WASHINGTON -- This was to be the year that the balanced budget amendment -- under active consideration since the early 1980s -- would finally be approved by Congress.
Given plenty of co-sponsors, a growing sense that Washington should balance its books, and a commitment from legislative leaders to let the issue come to the Senate floor next week, prospects for passage appeared good.
And at first blush, it might even have seemed that Sen. Robert C. Byrd, arch-foe of the proposed balanced budget amendment to the Constitution, was being unusually sporting about the matter. The powerful Appropriations Committee chairman from West Virginia has scheduled four days of high-profile hearings on the issue this week.
But as usual, the wily West Virginian, who worries about the damage the amendment could cause to Congress, had something else up his sleeve.
A closer look at the agenda reveals that today's opening session and the two days of hearings that follow are devoted entirely to opponents. Only a couple of hours Friday morning have been set aside as an afterthought for Illinois Democrat Paul Simon and other supporters of the book-balancing scheme that Mr. Byrd finds so offensive.
Mr. Simon, chairman of the Judiciary Committee subcommittee that has already approved the bill, is firing back. He has scheduled three days of simultaneous, rival hearings also beginning today. These will feature only backers of the proposed amendment.
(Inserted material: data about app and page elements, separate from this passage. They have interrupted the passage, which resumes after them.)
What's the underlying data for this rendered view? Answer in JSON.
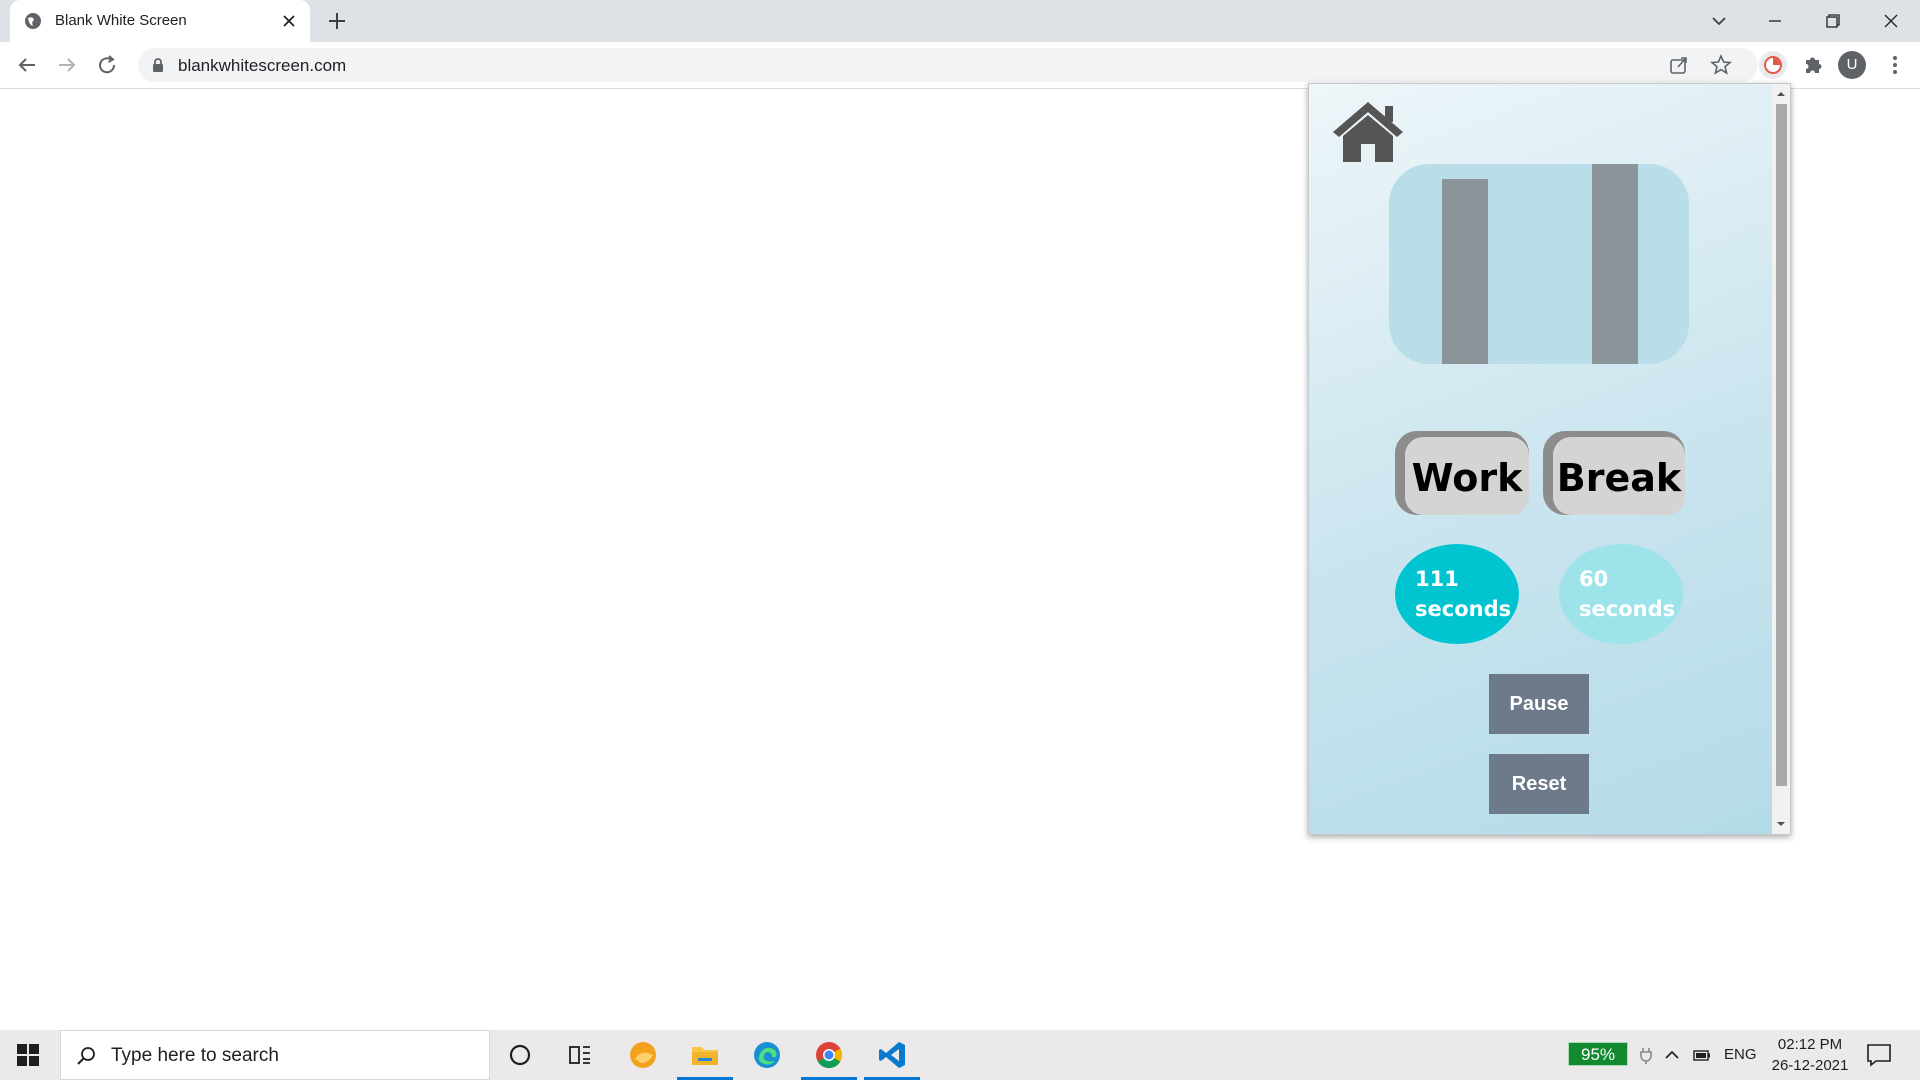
{
  "browser": {
    "tab_title": "Blank White Screen",
    "url": "blankwhitescreen.com",
    "profile_initial": "U"
  },
  "popup": {
    "mode_buttons": {
      "work": "Work",
      "break": "Break"
    },
    "durations": {
      "work": {
        "value": "111",
        "unit": "seconds",
        "color": "#00c5d1"
      },
      "break": {
        "value": "60",
        "unit": "seconds",
        "color": "#9fe3ea"
      }
    },
    "actions": {
      "pause": "Pause",
      "reset": "Reset"
    },
    "colors": {
      "display_bg": "#b9dde9",
      "button_bg": "#6c7a89"
    }
  },
  "taskbar": {
    "search_placeholder": "Type here to search",
    "battery": "95%",
    "language": "ENG",
    "time": "02:12 PM",
    "date": "26-12-2021"
  }
}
Debate on the Senate floor is scheduled to begin next week.
Even before the first sound bite is recorded in this public relations battle, though, the betting on Capitol Hill is that Mr. Simon has been outfoxed.
On his side, Mr. Simon has 55 co-sponsors, polls showing strong public support for the proposed amendment, and chagrin among his colleagues over their own repeated failures to practice restraint. Even with the toughest spending limits now in place, the federal budget for the coming year will be $180 billion in the red.
Requiring that the government spend no more than it takes in is a tough concept to quarrel with in this atmosphere. As of yesterday, Mr. Simon was estimated to be within three to five votes of the 67 needed for Senate approval.
"I believe that the overwhelming body of evidence suggests that without a constitutional amendment, we will not face the difficult political decisions that must be made, and the nation's economic future will be in peril," Mr. Simon contends.
With the House of Representatives believed to be even more sympathetic to the notion that the Senate, the amendment had appeared to have a good chance for passage.
It's not a fair fight, though, because on the other side is Mr. Byrd, the Senate's most senior Democrat, channeling all his vast resources into a cause that is for him just short of a constitutional holy war.
He calls it the most potentially damaging amendment ever proposed. He notes that the balance would come from balancing spending against unreliable estimates of income. He argues that the three-fifths vote that would be required to spend in excess of the limit is a formula for the worst sort of legislative extortion -- with lawmakers able to hold one another's proposals up for the highest ransom. In the end, he warns, a deadlocked Congress would have to surrender its power of the purse to the president or to the courts.
"I support a balanced budget, and I want to lower the federal deficits," Mr. Byrd told his Senate colleagues last year in one of a series of lengthy floor speeches on the issue. "But the answer must not be to perform a lobotomy on our nation's most sacred principles of checks and balances and separation of powers . . . simply because we are frustrated."
Even if the amendment were approved by Congress this year, it would have to be ratified by at least 35 states and could not take effect until the year 2001 at the earliest.
That makes it an easier yes vote for some of Mr. Byrd's colleagues, but he calls it a "cop-out," a vote to delay making the tough decisions about cutting spending or raising taxes that are the only way to actually balance the budget.
So, the senator from West Virginia has decided to inject a little "reality" into the debate by pointing out, particularly to his colleagues on the Appropriations Committee, just how the balanced budget amendment would affect their pet needs.
At issue now is whether Mr. Byrd's particular form of persuasion will be successful in keeping enough senators in check to deny Mr. Simon his 67-vote total.
The West Virginian is not working alone. The Clinton White House has joined in full force, with a lobbying effort led behind the scenes by Robert E. Rubin, the president's chief economic adviser.
The California earthquake and last year's other disasters may prove the most persuasive lobbyists, however. An $8 billion emergency aid measure for California was held up for days last week as deficit hawks in both the House and Senate tried to talk their colleagues into making spending cuts elsewhere to pay for the clean-up expenses.
"Even though that failed, I think it sent a message to a lot of senators about what could happen if they had to get 60 votes every time there is an emergency," said Martin Corry, a lobbyist for the American Association for Retired People, which opposes the amendment.